EBCI Natural Resources is embarking on a three-year project to restore forest conditions on a 221-acre tract of Tribal Reserve near Bigwitch Gap.

The project is part of $85,000 in forest restoration and development funding obtained from the Natural Resource Conservation Service (NRCS). At the Bigwitch site, we will be conducting a prescribed understory burn, planting white oak and native pine, and using targeted thinning to help existing trees flourish. We will also be working to thoroughly document forest conditions before, during, and after the work — from timber to cultural plants to breeding birds.

The funding also includes money for treatment of invasive plant species on three possessory holder parcels. Invasive plants such as bittersweet, multiflora rose, and kudzu are capable of choking out native vegetation. Their removal can help with forest regeneration and create more habitat for key cultural plants.

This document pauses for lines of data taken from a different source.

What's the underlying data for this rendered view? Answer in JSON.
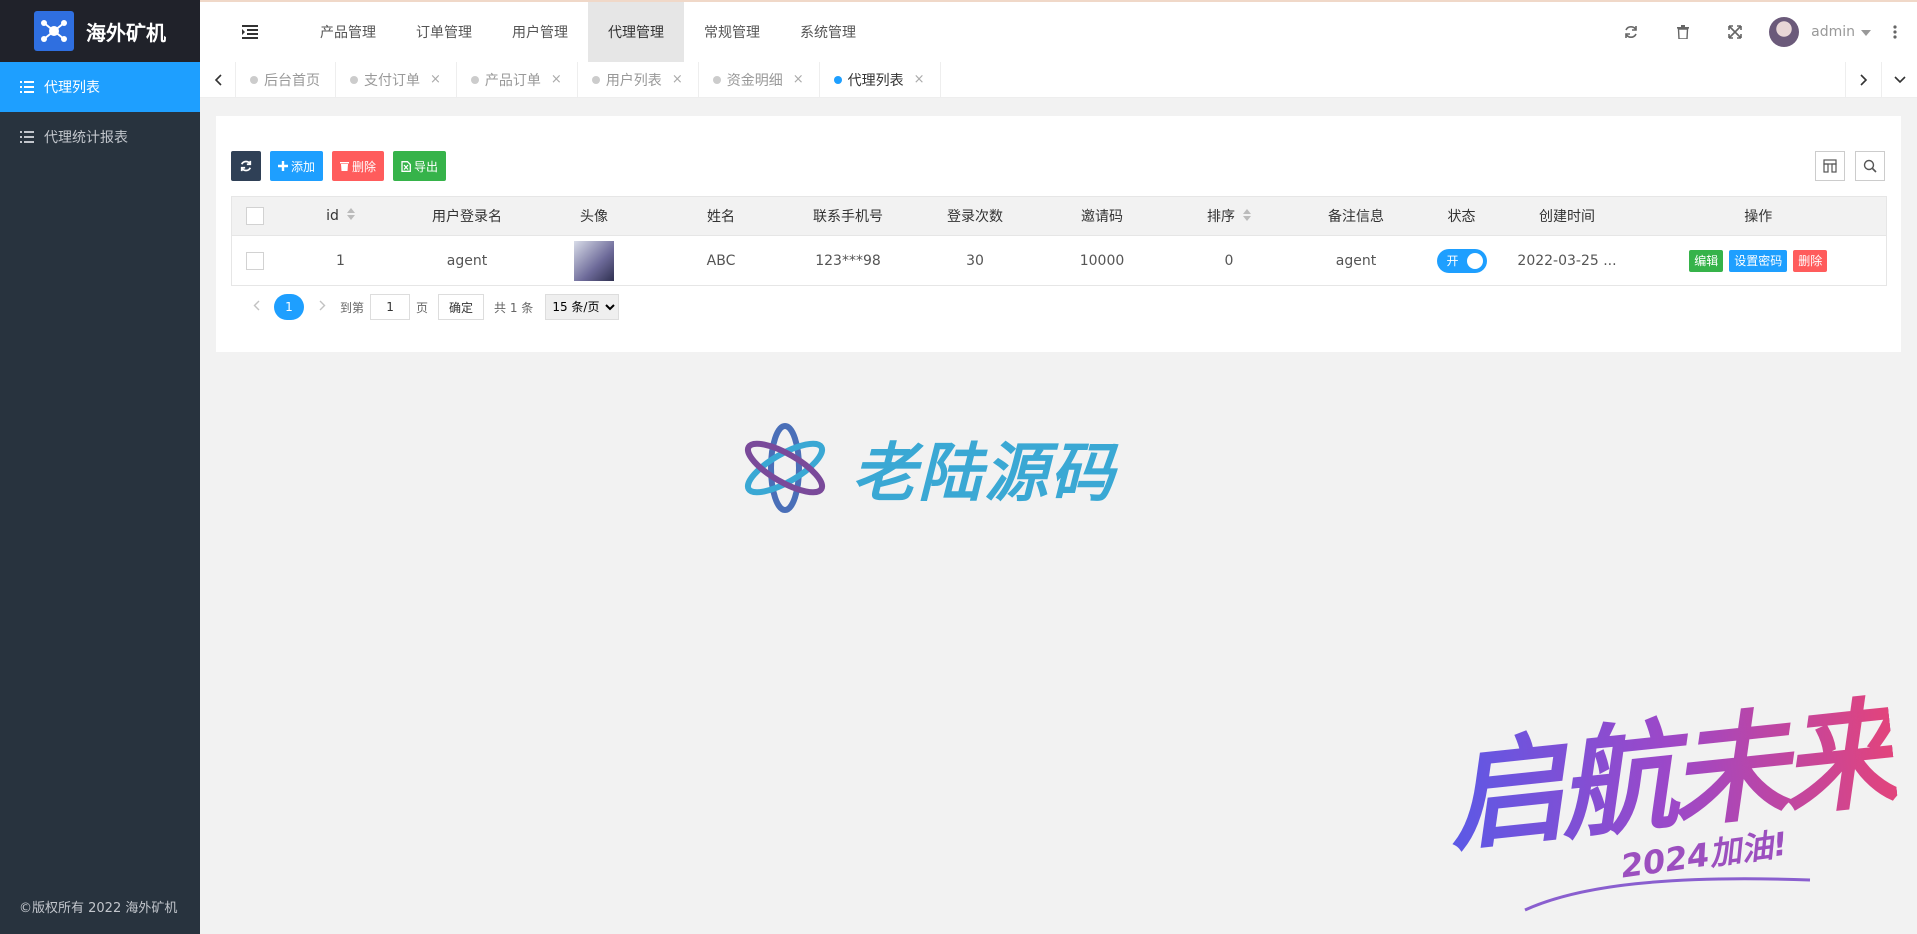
{
  "app": {
    "title": "海外矿机",
    "copyright": "©版权所有 2022 海外矿机"
  },
  "sidebar": {
    "items": [
      {
        "label": "代理列表"
      },
      {
        "label": "代理统计报表"
      }
    ]
  },
  "header": {
    "nav": [
      {
        "label": "产品管理"
      },
      {
        "label": "订单管理"
      },
      {
        "label": "用户管理"
      },
      {
        "label": "代理管理"
      },
      {
        "label": "常规管理"
      },
      {
        "label": "系统管理"
      }
    ],
    "user": "admin"
  },
  "tabs": [
    {
      "label": "后台首页"
    },
    {
      "label": "支付订单"
    },
    {
      "label": "产品订单"
    },
    {
      "label": "用户列表"
    },
    {
      "label": "资金明细"
    },
    {
      "label": "代理列表"
    }
  ],
  "toolbar": {
    "add": "添加",
    "del": "删除",
    "export": "导出"
  },
  "table": {
    "headers": {
      "id": "id",
      "login": "用户登录名",
      "avatar": "头像",
      "name": "姓名",
      "phone": "联系手机号",
      "logins": "登录次数",
      "invite": "邀请码",
      "sort": "排序",
      "remark": "备注信息",
      "status": "状态",
      "created": "创建时间",
      "ops": "操作"
    },
    "rows": [
      {
        "id": "1",
        "login": "agent",
        "name": "ABC",
        "phone": "123***98",
        "logins": "30",
        "invite": "10000",
        "sort": "0",
        "remark": "agent",
        "status": "开",
        "created": "2022-03-25 ..."
      }
    ],
    "actions": {
      "edit": "编辑",
      "pwd": "设置密码",
      "del": "删除"
    }
  },
  "pager": {
    "current": "1",
    "goto": "到第",
    "page_value": "1",
    "page_unit": "页",
    "confirm": "确定",
    "total": "共 1 条",
    "per_page": "15 条/页"
  },
  "watermarks": {
    "brand": "老陆源码",
    "slogan": "启航未来",
    "slogan_sub": "2024加油!"
  }
}
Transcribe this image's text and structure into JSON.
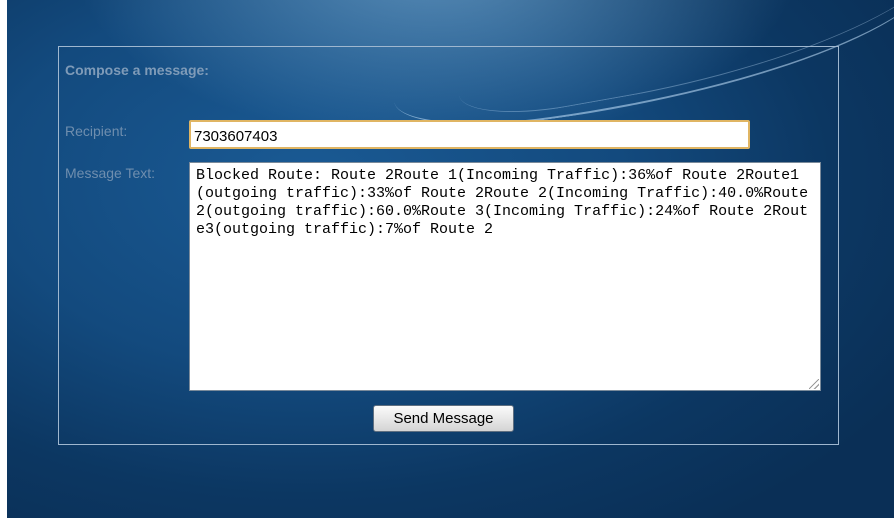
{
  "compose": {
    "title": "Compose a message:",
    "recipient_label": "Recipient:",
    "recipient_value": "7303607403",
    "message_label": "Message Text:",
    "message_value": "Blocked Route: Route 2Route 1(Incoming Traffic):36%of Route 2Route1(outgoing traffic):33%of Route 2Route 2(Incoming Traffic):40.0%Route2(outgoing traffic):60.0%Route 3(Incoming Traffic):24%of Route 2Route3(outgoing traffic):7%of Route 2",
    "send_label": "Send Message"
  }
}
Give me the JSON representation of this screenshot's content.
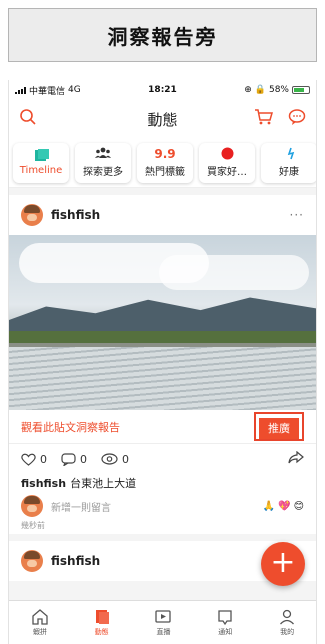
{
  "banner": {
    "title": "洞察報告旁"
  },
  "status_bar": {
    "carrier": "中華電信",
    "network": "4G",
    "time": "18:21",
    "battery": "58%"
  },
  "app_bar": {
    "title": "動態"
  },
  "tabs": [
    {
      "label": "Timeline",
      "icon": "timeline-icon",
      "badge": ""
    },
    {
      "label": "探索更多",
      "icon": "people-icon",
      "badge": ""
    },
    {
      "label": "熱門標籤",
      "icon": "hot-tag-icon",
      "badge": "9.9"
    },
    {
      "label": "買家好…",
      "icon": "red-dot-icon",
      "badge": ""
    },
    {
      "label": "好康",
      "icon": "deal-icon",
      "badge": ""
    }
  ],
  "post": {
    "username": "fishfish",
    "more": "···",
    "insight_link": "觀看此貼文洞察報告",
    "promote_label": "推廣",
    "likes": "0",
    "comments": "0",
    "views": "0",
    "caption_user": "fishfish",
    "caption_text": "台東池上大道",
    "comment_placeholder": "新增一則留言",
    "reactions": [
      "🙏",
      "💖",
      "😊"
    ],
    "time_ago": "幾秒前"
  },
  "post2": {
    "username": "fishfish",
    "more": "···"
  },
  "fab": {
    "label": "+"
  },
  "bottom_nav": [
    {
      "label": "蝦拼",
      "icon": "home-icon"
    },
    {
      "label": "動態",
      "icon": "feed-icon"
    },
    {
      "label": "直播",
      "icon": "live-icon"
    },
    {
      "label": "通知",
      "icon": "notification-icon"
    },
    {
      "label": "我的",
      "icon": "profile-icon"
    }
  ],
  "colors": {
    "accent": "#ee4d2d",
    "banner_bg": "#ececec",
    "highlight_border": "#e8452c"
  }
}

A legacy of high-grading and fire suppression has left poor-quality timber and wildlife habitat across much of the Qualla Boundary. The EBCI Forest Resources Office has worked over the last few years to assemble a series of forest management plans to guide restoration and development. Now, with these projects, we’re starting to implement these plans — restoring both commercial and ecological value to EBCI’s forested lands.

Are you a possessory holder with forested land? Contact Maria Dunlavey to find out more about opportunities to do this kind of work on your land: maridunl@nc-cherokee.com / (828) 788-3628.